WHAT YOU WILL DO >>
In the material below, some lines carry "rest". Copy each such line.

..........

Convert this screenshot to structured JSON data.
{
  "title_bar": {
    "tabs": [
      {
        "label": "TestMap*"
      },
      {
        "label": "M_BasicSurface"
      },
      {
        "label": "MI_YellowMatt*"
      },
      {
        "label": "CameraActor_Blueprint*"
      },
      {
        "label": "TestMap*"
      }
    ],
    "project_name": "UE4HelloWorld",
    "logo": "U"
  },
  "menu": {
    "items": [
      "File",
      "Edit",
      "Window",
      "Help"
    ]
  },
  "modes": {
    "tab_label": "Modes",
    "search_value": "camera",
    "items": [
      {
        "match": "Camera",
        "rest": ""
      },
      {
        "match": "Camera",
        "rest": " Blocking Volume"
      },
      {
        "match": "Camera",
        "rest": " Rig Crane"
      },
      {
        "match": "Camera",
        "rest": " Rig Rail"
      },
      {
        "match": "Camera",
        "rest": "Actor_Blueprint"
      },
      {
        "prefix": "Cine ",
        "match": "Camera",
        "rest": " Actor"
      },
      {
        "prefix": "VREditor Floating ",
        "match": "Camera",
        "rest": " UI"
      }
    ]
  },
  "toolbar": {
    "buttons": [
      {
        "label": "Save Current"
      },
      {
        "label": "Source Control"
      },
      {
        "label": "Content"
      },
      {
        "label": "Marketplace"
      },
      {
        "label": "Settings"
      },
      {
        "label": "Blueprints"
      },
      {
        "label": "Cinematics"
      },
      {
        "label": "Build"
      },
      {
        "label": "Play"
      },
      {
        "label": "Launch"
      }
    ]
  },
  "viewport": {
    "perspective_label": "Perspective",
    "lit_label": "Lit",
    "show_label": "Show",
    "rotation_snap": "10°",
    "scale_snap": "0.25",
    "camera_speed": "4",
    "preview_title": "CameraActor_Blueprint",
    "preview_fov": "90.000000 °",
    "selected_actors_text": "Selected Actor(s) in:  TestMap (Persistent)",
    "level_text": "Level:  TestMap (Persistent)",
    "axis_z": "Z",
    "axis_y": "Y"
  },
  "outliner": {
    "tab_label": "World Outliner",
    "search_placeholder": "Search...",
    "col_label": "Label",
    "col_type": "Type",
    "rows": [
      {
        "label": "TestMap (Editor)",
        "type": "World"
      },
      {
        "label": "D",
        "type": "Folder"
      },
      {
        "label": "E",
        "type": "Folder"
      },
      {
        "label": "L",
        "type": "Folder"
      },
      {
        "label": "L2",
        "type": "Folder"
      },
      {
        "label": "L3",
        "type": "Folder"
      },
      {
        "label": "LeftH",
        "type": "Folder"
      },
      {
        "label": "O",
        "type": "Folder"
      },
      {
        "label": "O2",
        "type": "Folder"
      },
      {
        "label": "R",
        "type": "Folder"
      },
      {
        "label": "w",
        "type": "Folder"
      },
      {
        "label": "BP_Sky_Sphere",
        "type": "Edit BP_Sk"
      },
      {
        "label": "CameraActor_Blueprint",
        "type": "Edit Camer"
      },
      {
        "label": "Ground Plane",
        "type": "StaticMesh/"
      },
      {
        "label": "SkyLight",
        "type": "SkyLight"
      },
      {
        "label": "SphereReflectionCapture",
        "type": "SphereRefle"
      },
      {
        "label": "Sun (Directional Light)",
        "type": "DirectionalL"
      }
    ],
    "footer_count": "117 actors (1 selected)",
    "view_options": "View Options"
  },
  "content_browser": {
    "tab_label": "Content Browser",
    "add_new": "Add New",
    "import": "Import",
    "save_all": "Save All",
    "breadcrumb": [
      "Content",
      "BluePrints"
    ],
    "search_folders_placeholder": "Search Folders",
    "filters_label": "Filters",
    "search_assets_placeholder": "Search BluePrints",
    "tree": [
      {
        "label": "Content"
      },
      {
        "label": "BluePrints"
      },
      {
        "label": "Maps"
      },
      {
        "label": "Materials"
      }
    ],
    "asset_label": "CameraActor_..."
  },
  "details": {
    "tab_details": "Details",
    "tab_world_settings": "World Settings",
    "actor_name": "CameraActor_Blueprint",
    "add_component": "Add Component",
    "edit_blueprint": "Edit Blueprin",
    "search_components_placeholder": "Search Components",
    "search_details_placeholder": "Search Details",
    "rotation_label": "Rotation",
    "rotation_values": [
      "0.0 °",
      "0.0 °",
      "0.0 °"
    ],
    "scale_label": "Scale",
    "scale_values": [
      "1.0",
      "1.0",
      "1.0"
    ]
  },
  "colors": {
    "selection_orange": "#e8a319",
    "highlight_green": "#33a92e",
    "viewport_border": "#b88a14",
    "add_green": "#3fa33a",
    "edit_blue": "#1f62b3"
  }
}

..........

YOUR RESPONSE >>
        "rest": ""
        "rest": " Blocking Volume"
        "rest": " Rig Crane"
        "rest": " Rig Rail"
        "rest": "Actor_Blueprint"
        "rest": " Actor"
        "rest": " UI"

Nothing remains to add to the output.